Segment Open

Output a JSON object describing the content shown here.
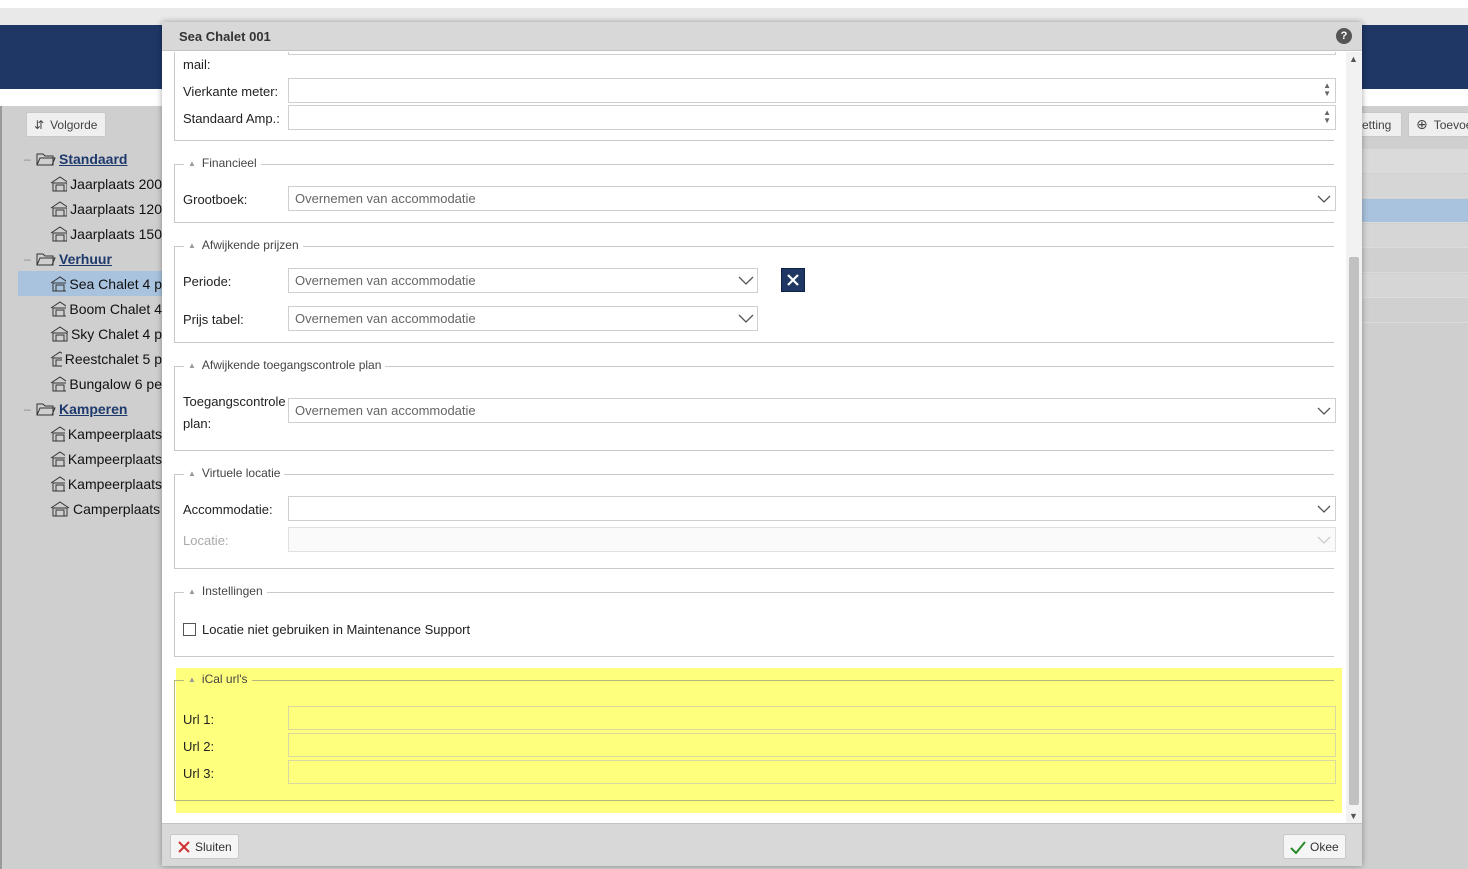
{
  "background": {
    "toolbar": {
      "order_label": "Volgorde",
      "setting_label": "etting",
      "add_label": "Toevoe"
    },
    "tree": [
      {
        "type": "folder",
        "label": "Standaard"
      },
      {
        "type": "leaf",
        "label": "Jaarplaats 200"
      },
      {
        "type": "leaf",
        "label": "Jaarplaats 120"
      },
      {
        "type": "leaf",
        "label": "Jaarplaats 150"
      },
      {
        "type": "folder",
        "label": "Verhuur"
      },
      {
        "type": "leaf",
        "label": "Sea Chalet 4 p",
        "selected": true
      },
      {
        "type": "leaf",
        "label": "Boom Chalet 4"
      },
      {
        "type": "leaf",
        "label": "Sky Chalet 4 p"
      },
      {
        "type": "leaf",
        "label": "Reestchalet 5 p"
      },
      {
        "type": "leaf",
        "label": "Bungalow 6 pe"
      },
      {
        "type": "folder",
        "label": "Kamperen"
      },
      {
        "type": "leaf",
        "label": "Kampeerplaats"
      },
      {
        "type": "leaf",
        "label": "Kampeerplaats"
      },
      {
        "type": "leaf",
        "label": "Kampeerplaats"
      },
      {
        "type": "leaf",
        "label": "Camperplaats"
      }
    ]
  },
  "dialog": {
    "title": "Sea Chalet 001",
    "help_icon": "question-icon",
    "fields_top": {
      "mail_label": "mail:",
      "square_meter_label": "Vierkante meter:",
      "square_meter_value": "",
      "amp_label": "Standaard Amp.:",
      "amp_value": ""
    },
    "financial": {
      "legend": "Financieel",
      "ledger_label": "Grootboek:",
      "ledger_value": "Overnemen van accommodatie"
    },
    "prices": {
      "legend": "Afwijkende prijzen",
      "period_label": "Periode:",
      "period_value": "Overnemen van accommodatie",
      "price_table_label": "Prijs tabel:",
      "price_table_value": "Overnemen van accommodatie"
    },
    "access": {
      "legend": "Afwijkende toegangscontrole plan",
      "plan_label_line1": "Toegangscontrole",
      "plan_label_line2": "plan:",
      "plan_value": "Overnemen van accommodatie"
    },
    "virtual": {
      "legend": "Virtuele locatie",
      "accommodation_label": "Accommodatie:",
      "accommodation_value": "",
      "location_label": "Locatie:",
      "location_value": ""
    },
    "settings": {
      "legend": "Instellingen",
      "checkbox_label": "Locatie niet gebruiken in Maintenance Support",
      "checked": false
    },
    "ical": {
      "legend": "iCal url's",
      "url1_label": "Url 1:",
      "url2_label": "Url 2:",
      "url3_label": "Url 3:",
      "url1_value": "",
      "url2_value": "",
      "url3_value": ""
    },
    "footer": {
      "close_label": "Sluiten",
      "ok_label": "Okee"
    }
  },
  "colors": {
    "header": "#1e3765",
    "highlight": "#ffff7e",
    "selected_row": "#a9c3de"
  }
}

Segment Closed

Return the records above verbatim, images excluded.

**OUTPUT FOR THIS TASK:**
Output a JSON object describing the content shown here.
{
  "background": {
    "toolbar": {
      "order_label": "Volgorde",
      "setting_label": "etting",
      "add_label": "Toevoe"
    },
    "tree": [
      {
        "type": "folder",
        "label": "Standaard"
      },
      {
        "type": "leaf",
        "label": "Jaarplaats 200"
      },
      {
        "type": "leaf",
        "label": "Jaarplaats 120"
      },
      {
        "type": "leaf",
        "label": "Jaarplaats 150"
      },
      {
        "type": "folder",
        "label": "Verhuur"
      },
      {
        "type": "leaf",
        "label": "Sea Chalet 4 p",
        "selected": true
      },
      {
        "type": "leaf",
        "label": "Boom Chalet 4"
      },
      {
        "type": "leaf",
        "label": "Sky Chalet 4 p"
      },
      {
        "type": "leaf",
        "label": "Reestchalet 5 p"
      },
      {
        "type": "leaf",
        "label": "Bungalow 6 pe"
      },
      {
        "type": "folder",
        "label": "Kamperen"
      },
      {
        "type": "leaf",
        "label": "Kampeerplaats"
      },
      {
        "type": "leaf",
        "label": "Kampeerplaats"
      },
      {
        "type": "leaf",
        "label": "Kampeerplaats"
      },
      {
        "type": "leaf",
        "label": "Camperplaats"
      }
    ]
  },
  "dialog": {
    "title": "Sea Chalet 001",
    "help_icon": "question-icon",
    "fields_top": {
      "mail_label": "mail:",
      "square_meter_label": "Vierkante meter:",
      "square_meter_value": "",
      "amp_label": "Standaard Amp.:",
      "amp_value": ""
    },
    "financial": {
      "legend": "Financieel",
      "ledger_label": "Grootboek:",
      "ledger_value": "Overnemen van accommodatie"
    },
    "prices": {
      "legend": "Afwijkende prijzen",
      "period_label": "Periode:",
      "period_value": "Overnemen van accommodatie",
      "price_table_label": "Prijs tabel:",
      "price_table_value": "Overnemen van accommodatie"
    },
    "access": {
      "legend": "Afwijkende toegangscontrole plan",
      "plan_label_line1": "Toegangscontrole",
      "plan_label_line2": "plan:",
      "plan_value": "Overnemen van accommodatie"
    },
    "virtual": {
      "legend": "Virtuele locatie",
      "accommodation_label": "Accommodatie:",
      "accommodation_value": "",
      "location_label": "Locatie:",
      "location_value": ""
    },
    "settings": {
      "legend": "Instellingen",
      "checkbox_label": "Locatie niet gebruiken in Maintenance Support",
      "checked": false
    },
    "ical": {
      "legend": "iCal url's",
      "url1_label": "Url 1:",
      "url2_label": "Url 2:",
      "url3_label": "Url 3:",
      "url1_value": "",
      "url2_value": "",
      "url3_value": ""
    },
    "footer": {
      "close_label": "Sluiten",
      "ok_label": "Okee"
    }
  },
  "colors": {
    "header": "#1e3765",
    "highlight": "#ffff7e",
    "selected_row": "#a9c3de"
  }
}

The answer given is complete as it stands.